■ **Data section**

━━━━━━━━━━━━━━━━━━━━

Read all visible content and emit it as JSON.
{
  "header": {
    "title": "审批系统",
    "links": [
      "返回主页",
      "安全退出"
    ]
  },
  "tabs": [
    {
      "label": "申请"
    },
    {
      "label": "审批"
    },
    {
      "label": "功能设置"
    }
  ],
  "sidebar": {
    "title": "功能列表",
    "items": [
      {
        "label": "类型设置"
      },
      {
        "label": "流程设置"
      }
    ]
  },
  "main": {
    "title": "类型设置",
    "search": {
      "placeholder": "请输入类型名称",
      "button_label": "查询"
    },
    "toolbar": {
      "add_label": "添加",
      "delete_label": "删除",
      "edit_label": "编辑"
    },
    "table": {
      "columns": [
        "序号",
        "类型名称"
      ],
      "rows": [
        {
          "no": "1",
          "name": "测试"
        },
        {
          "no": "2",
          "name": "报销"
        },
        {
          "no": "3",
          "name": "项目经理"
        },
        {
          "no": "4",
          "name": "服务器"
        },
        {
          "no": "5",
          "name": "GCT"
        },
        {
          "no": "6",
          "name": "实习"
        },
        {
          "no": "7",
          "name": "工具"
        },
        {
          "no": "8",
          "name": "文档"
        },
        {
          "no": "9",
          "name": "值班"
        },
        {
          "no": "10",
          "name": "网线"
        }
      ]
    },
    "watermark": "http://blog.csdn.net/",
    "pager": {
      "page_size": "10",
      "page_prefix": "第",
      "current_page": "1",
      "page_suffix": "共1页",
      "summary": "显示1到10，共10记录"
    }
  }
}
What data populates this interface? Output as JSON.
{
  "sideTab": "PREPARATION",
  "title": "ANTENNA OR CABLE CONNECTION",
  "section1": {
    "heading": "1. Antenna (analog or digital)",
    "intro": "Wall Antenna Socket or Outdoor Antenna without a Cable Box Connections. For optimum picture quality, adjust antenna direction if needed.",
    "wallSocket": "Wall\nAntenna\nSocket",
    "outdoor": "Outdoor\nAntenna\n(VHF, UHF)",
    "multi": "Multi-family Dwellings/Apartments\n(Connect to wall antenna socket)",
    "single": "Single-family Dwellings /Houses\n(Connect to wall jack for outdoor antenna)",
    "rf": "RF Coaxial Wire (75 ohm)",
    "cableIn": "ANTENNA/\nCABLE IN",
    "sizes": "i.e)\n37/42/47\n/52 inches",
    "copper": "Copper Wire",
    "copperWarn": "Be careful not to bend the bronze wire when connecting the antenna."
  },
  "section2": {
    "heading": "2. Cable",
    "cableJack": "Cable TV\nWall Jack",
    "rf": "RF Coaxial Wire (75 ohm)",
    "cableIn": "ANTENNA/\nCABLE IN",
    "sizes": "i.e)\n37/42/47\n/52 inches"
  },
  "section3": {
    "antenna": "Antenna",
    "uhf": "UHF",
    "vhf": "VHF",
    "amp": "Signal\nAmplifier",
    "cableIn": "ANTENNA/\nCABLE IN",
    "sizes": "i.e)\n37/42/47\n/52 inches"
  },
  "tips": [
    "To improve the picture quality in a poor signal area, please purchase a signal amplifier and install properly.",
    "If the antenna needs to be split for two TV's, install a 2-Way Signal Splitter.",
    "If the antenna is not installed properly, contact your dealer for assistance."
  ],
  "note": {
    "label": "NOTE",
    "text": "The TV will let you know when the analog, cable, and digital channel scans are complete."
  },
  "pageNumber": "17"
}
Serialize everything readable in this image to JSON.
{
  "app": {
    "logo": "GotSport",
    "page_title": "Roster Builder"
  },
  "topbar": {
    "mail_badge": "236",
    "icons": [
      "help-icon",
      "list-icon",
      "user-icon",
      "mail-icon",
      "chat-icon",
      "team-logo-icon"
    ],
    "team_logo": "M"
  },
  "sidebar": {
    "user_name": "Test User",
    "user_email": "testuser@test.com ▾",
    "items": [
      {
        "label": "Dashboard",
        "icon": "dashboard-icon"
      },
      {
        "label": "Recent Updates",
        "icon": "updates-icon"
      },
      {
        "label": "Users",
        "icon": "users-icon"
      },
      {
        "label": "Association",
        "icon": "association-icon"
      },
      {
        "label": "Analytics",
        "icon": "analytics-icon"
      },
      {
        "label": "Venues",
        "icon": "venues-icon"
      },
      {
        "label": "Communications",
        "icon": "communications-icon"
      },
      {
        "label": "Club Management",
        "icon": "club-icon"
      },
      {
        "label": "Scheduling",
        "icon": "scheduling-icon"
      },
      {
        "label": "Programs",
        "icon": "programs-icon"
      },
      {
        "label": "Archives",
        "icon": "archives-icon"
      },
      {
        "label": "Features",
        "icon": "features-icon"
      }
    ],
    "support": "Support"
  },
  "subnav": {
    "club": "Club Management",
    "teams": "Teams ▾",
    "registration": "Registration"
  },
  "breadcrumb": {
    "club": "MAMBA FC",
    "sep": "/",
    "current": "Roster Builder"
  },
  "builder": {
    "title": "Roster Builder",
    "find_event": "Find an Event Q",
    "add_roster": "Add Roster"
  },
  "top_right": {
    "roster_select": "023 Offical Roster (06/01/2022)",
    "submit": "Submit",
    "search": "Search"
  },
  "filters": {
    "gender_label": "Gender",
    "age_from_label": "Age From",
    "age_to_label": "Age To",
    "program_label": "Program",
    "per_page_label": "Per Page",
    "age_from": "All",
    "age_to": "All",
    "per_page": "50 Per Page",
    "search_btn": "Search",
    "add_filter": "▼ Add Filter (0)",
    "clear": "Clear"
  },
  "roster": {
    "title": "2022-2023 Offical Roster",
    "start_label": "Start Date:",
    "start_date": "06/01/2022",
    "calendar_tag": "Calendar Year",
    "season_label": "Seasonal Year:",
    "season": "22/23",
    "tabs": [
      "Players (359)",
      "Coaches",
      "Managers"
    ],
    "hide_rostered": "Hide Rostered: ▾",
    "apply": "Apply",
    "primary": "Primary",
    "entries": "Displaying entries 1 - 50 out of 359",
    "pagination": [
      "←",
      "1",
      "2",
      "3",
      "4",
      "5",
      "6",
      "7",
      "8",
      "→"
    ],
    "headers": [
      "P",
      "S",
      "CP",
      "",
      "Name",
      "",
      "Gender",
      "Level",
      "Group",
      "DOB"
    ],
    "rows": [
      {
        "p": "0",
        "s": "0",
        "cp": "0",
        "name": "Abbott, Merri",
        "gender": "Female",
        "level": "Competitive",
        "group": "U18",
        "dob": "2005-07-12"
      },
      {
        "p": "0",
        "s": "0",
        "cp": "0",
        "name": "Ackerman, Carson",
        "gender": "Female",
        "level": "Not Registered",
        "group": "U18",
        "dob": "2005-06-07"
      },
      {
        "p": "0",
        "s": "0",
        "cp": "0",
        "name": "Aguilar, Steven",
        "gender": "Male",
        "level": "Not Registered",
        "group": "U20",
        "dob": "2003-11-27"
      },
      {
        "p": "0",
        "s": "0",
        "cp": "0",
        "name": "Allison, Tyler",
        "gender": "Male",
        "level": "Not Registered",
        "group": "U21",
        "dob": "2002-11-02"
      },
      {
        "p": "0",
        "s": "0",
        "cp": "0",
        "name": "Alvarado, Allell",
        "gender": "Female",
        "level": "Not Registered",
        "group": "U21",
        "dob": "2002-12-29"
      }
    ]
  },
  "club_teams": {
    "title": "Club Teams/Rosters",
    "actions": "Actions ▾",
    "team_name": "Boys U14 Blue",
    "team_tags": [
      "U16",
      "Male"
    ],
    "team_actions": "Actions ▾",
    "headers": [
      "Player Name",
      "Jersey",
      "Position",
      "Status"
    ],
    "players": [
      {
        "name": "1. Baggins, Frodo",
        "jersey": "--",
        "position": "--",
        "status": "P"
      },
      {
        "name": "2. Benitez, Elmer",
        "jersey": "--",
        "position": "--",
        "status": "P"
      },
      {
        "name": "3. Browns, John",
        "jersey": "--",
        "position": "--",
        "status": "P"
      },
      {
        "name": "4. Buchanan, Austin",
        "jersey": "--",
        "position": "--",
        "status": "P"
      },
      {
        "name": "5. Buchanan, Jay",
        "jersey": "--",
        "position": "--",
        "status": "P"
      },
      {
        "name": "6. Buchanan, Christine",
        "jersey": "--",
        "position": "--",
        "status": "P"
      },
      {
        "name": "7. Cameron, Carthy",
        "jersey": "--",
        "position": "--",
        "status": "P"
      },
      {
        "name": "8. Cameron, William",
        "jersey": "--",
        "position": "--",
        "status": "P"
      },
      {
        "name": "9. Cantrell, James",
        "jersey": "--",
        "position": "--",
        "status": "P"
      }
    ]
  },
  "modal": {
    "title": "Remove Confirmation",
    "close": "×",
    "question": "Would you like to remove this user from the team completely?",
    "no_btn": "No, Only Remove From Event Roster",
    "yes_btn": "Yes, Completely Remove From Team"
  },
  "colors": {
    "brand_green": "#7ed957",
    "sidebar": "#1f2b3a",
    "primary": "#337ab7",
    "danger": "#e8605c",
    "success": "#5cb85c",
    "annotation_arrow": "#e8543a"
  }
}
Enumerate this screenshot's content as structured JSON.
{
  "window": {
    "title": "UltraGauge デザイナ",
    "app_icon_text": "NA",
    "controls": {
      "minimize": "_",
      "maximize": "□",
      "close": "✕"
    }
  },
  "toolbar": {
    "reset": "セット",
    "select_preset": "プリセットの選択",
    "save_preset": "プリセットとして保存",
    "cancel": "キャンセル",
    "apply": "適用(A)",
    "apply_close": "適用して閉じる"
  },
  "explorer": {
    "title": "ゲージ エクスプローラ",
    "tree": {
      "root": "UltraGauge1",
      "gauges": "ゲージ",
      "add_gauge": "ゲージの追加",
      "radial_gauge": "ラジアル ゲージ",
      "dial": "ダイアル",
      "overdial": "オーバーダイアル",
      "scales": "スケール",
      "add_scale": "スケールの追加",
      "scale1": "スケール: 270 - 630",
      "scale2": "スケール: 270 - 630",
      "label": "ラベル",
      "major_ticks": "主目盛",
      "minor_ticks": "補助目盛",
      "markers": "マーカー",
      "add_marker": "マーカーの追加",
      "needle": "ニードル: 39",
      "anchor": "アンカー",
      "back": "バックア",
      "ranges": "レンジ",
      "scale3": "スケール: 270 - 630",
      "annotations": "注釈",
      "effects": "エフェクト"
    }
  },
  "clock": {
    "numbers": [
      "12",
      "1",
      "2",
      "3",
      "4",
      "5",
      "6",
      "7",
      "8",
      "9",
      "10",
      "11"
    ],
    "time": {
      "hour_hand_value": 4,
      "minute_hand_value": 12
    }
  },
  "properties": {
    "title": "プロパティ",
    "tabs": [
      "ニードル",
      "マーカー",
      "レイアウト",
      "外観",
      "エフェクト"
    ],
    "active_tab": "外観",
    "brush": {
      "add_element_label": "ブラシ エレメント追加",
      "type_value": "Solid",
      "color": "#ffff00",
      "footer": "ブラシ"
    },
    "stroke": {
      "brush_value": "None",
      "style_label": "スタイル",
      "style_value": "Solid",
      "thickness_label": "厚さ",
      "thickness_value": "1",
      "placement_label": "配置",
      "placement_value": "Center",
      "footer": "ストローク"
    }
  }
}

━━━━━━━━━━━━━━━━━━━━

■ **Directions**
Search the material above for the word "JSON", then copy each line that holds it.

■ **Response area**
Read all visible content and emit it as JSON.
What data populates this interface? Output as JSON.
Serialize everything readable in this image to JSON.
Enumerate this screenshot's content as structured JSON.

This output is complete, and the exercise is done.